Interface dataset entries
=== Section Start ===

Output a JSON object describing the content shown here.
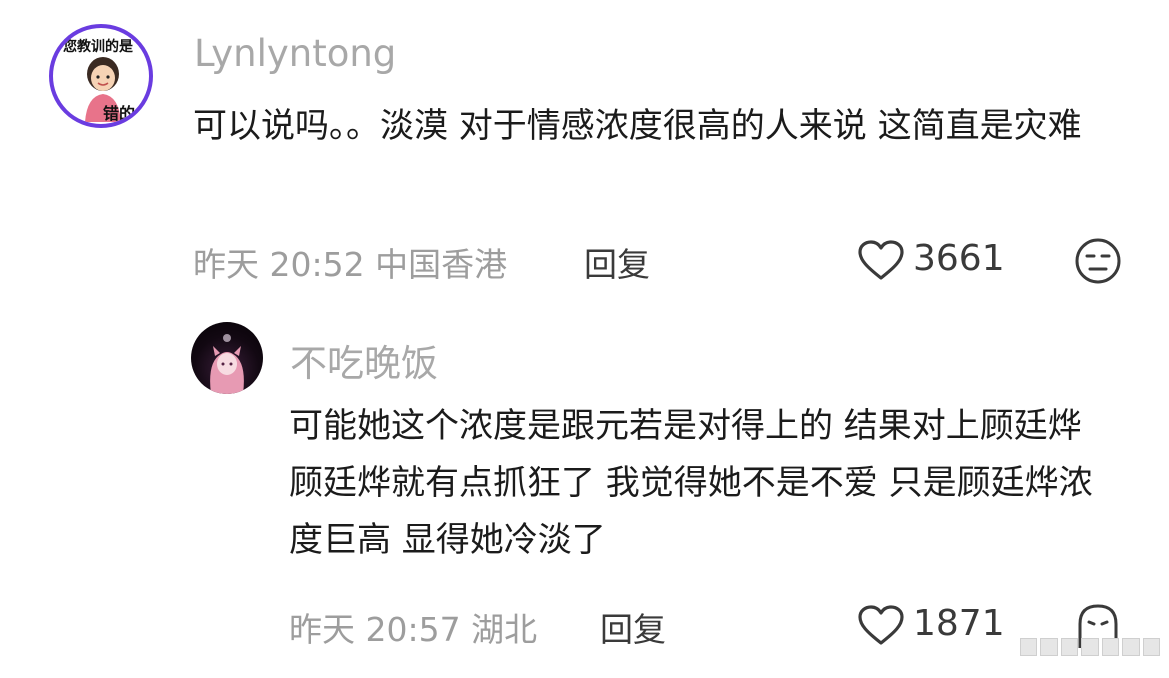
{
  "comments": [
    {
      "avatar_text_top": "您教训的是",
      "avatar_text_bottom": "错的",
      "username": "Lynlyntong",
      "content": "可以说吗。。淡漠 对于情感浓度很高的人来说 这简直是灾难",
      "time": "昨天 20:52",
      "location": "中国香港",
      "reply_label": "回复",
      "likes": "3661",
      "reaction_icon": "meh-face-icon"
    },
    {
      "username": "不吃晚饭",
      "content": "可能她这个浓度是跟元若是对得上的 结果对上顾廷烨 顾廷烨就有点抓狂了 我觉得她不是不爱 只是顾廷烨浓度巨高 显得她冷淡了",
      "time": "昨天 20:57",
      "location": "湖北",
      "reply_label": "回复",
      "likes": "1871",
      "reaction_icon": "ghost-face-icon"
    }
  ]
}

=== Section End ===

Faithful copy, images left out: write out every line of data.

RESPONSE:
Output a JSON object describing the content shown here.
{
  "comments": [
    {
      "avatar_text_top": "您教训的是",
      "avatar_text_bottom": "错的",
      "username": "Lynlyntong",
      "content": "可以说吗。。淡漠 对于情感浓度很高的人来说 这简直是灾难",
      "time": "昨天 20:52",
      "location": "中国香港",
      "reply_label": "回复",
      "likes": "3661",
      "reaction_icon": "meh-face-icon"
    },
    {
      "username": "不吃晚饭",
      "content": "可能她这个浓度是跟元若是对得上的 结果对上顾廷烨 顾廷烨就有点抓狂了 我觉得她不是不爱 只是顾廷烨浓度巨高 显得她冷淡了",
      "time": "昨天 20:57",
      "location": "湖北",
      "reply_label": "回复",
      "likes": "1871",
      "reaction_icon": "ghost-face-icon"
    }
  ]
}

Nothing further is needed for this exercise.